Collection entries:
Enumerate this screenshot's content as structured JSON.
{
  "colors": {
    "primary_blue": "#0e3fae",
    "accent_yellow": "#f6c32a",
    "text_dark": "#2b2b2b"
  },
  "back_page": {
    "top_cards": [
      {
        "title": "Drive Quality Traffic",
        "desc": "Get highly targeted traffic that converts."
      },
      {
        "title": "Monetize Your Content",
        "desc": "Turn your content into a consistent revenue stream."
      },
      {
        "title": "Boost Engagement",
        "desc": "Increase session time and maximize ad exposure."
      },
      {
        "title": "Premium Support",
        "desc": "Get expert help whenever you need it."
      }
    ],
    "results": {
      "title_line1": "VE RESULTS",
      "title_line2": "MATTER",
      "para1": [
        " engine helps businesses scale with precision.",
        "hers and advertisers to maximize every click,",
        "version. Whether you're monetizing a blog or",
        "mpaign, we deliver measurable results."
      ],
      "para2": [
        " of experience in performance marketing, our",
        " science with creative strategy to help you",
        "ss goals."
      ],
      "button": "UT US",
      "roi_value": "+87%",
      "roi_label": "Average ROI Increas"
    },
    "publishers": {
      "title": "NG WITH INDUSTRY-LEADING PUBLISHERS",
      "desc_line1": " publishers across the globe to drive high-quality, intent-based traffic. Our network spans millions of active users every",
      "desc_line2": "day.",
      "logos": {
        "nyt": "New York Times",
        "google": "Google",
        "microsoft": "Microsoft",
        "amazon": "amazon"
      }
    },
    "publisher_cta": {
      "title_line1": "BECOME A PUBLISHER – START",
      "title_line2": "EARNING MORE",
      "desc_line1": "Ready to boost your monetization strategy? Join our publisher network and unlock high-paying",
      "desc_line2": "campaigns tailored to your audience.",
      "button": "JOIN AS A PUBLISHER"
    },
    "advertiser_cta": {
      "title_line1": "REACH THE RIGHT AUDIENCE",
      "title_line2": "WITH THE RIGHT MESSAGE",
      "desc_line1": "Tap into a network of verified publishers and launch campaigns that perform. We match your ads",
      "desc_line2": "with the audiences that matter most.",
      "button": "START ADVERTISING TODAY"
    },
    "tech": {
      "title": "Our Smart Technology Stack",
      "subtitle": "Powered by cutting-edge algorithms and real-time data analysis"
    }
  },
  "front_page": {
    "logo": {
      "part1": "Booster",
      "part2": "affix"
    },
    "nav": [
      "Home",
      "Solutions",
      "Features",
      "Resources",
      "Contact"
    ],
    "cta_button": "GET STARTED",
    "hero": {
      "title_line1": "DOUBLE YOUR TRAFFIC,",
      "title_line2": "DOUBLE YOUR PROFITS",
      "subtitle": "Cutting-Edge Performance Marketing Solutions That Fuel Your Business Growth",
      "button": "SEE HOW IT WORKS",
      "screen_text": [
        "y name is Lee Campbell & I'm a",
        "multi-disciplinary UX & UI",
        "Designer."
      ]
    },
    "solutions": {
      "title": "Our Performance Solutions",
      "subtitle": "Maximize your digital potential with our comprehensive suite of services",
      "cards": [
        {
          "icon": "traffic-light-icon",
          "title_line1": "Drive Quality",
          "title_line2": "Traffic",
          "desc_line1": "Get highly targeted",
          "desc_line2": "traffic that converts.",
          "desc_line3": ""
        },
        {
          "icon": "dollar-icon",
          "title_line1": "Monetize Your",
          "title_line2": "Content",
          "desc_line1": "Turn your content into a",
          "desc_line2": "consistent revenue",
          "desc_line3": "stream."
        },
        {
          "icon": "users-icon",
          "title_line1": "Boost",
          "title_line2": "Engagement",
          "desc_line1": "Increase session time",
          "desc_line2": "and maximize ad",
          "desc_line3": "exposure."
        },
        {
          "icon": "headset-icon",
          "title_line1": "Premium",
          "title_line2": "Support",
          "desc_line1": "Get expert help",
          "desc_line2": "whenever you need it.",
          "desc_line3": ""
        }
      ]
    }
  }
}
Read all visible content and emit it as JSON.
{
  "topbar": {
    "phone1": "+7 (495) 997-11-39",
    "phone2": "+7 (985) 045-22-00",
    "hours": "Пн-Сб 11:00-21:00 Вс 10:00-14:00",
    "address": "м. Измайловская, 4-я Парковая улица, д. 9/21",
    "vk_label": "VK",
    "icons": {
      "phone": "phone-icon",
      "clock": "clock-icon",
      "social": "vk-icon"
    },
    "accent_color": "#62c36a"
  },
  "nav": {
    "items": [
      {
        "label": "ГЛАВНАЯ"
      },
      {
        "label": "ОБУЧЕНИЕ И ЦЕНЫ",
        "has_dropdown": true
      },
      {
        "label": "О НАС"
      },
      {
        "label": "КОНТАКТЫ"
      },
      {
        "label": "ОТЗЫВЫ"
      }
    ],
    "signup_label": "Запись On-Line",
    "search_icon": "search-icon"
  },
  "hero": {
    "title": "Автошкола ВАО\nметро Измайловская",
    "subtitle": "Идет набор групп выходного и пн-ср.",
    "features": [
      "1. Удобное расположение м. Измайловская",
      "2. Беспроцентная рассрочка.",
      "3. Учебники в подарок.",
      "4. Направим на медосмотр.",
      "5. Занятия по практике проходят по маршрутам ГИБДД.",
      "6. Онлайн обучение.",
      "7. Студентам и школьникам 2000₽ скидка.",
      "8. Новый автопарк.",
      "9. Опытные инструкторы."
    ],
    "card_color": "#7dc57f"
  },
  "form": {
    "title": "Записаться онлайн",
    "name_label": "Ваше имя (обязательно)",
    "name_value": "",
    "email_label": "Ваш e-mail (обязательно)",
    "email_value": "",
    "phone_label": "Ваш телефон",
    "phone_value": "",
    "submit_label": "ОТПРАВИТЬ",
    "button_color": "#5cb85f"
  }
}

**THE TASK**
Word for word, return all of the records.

**EXPECTED OUTPUT**
Enumerate this screenshot's content as structured JSON.
{
  "colors": {
    "primary_blue": "#0e3fae",
    "accent_yellow": "#f6c32a",
    "text_dark": "#2b2b2b"
  },
  "back_page": {
    "top_cards": [
      {
        "title": "Drive Quality Traffic",
        "desc": "Get highly targeted traffic that converts."
      },
      {
        "title": "Monetize Your Content",
        "desc": "Turn your content into a consistent revenue stream."
      },
      {
        "title": "Boost Engagement",
        "desc": "Increase session time and maximize ad exposure."
      },
      {
        "title": "Premium Support",
        "desc": "Get expert help whenever you need it."
      }
    ],
    "results": {
      "title_line1": "VE RESULTS",
      "title_line2": "MATTER",
      "para1": [
        " engine helps businesses scale with precision.",
        "hers and advertisers to maximize every click,",
        "version. Whether you're monetizing a blog or",
        "mpaign, we deliver measurable results."
      ],
      "para2": [
        " of experience in performance marketing, our",
        " science with creative strategy to help you",
        "ss goals."
      ],
      "button": "UT US",
      "roi_value": "+87%",
      "roi_label": "Average ROI Increas"
    },
    "publishers": {
      "title": "NG WITH INDUSTRY-LEADING PUBLISHERS",
      "desc_line1": " publishers across the globe to drive high-quality, intent-based traffic. Our network spans millions of active users every",
      "desc_line2": "day.",
      "logos": {
        "nyt": "New York Times",
        "google": "Google",
        "microsoft": "Microsoft",
        "amazon": "amazon"
      }
    },
    "publisher_cta": {
      "title_line1": "BECOME A PUBLISHER – START",
      "title_line2": "EARNING MORE",
      "desc_line1": "Ready to boost your monetization strategy? Join our publisher network and unlock high-paying",
      "desc_line2": "campaigns tailored to your audience.",
      "button": "JOIN AS A PUBLISHER"
    },
    "advertiser_cta": {
      "title_line1": "REACH THE RIGHT AUDIENCE",
      "title_line2": "WITH THE RIGHT MESSAGE",
      "desc_line1": "Tap into a network of verified publishers and launch campaigns that perform. We match your ads",
      "desc_line2": "with the audiences that matter most.",
      "button": "START ADVERTISING TODAY"
    },
    "tech": {
      "title": "Our Smart Technology Stack",
      "subtitle": "Powered by cutting-edge algorithms and real-time data analysis"
    }
  },
  "front_page": {
    "logo": {
      "part1": "Booster",
      "part2": "affix"
    },
    "nav": [
      "Home",
      "Solutions",
      "Features",
      "Resources",
      "Contact"
    ],
    "cta_button": "GET STARTED",
    "hero": {
      "title_line1": "DOUBLE YOUR TRAFFIC,",
      "title_line2": "DOUBLE YOUR PROFITS",
      "subtitle": "Cutting-Edge Performance Marketing Solutions That Fuel Your Business Growth",
      "button": "SEE HOW IT WORKS",
      "screen_text": [
        "y name is Lee Campbell & I'm a",
        "multi-disciplinary UX & UI",
        "Designer."
      ]
    },
    "solutions": {
      "title": "Our Performance Solutions",
      "subtitle": "Maximize your digital potential with our comprehensive suite of services",
      "cards": [
        {
          "icon": "traffic-light-icon",
          "title_line1": "Drive Quality",
          "title_line2": "Traffic",
          "desc_line1": "Get highly targeted",
          "desc_line2": "traffic that converts.",
          "desc_line3": ""
        },
        {
          "icon": "dollar-icon",
          "title_line1": "Monetize Your",
          "title_line2": "Content",
          "desc_line1": "Turn your content into a",
          "desc_line2": "consistent revenue",
          "desc_line3": "stream."
        },
        {
          "icon": "users-icon",
          "title_line1": "Boost",
          "title_line2": "Engagement",
          "desc_line1": "Increase session time",
          "desc_line2": "and maximize ad",
          "desc_line3": "exposure."
        },
        {
          "icon": "headset-icon",
          "title_line1": "Premium",
          "title_line2": "Support",
          "desc_line1": "Get expert help",
          "desc_line2": "whenever you need it.",
          "desc_line3": ""
        }
      ]
    }
  }
}
Read all visible content and emit it as JSON.
{
  "topbar": {
    "phone1": "+7 (495) 997-11-39",
    "phone2": "+7 (985) 045-22-00",
    "hours": "Пн-Сб 11:00-21:00 Вс 10:00-14:00",
    "address": "м. Измайловская, 4-я Парковая улица, д. 9/21",
    "vk_label": "VK",
    "icons": {
      "phone": "phone-icon",
      "clock": "clock-icon",
      "social": "vk-icon"
    },
    "accent_color": "#62c36a"
  },
  "nav": {
    "items": [
      {
        "label": "ГЛАВНАЯ"
      },
      {
        "label": "ОБУЧЕНИЕ И ЦЕНЫ",
        "has_dropdown": true
      },
      {
        "label": "О НАС"
      },
      {
        "label": "КОНТАКТЫ"
      },
      {
        "label": "ОТЗЫВЫ"
      }
    ],
    "signup_label": "Запись On-Line",
    "search_icon": "search-icon"
  },
  "hero": {
    "title": "Автошкола ВАО\nметро Измайловская",
    "subtitle": "Идет набор групп выходного и пн-ср.",
    "features": [
      "1. Удобное расположение м. Измайловская",
      "2. Беспроцентная рассрочка.",
      "3. Учебники в подарок.",
      "4. Направим на медосмотр.",
      "5. Занятия по практике проходят по маршрутам ГИБДД.",
      "6. Онлайн обучение.",
      "7. Студентам и школьникам 2000₽ скидка.",
      "8. Новый автопарк.",
      "9. Опытные инструкторы."
    ],
    "card_color": "#7dc57f"
  },
  "form": {
    "title": "Записаться онлайн",
    "name_label": "Ваше имя (обязательно)",
    "name_value": "",
    "email_label": "Ваш e-mail (обязательно)",
    "email_value": "",
    "phone_label": "Ваш телефон",
    "phone_value": "",
    "submit_label": "ОТПРАВИТЬ",
    "button_color": "#5cb85f"
  }
}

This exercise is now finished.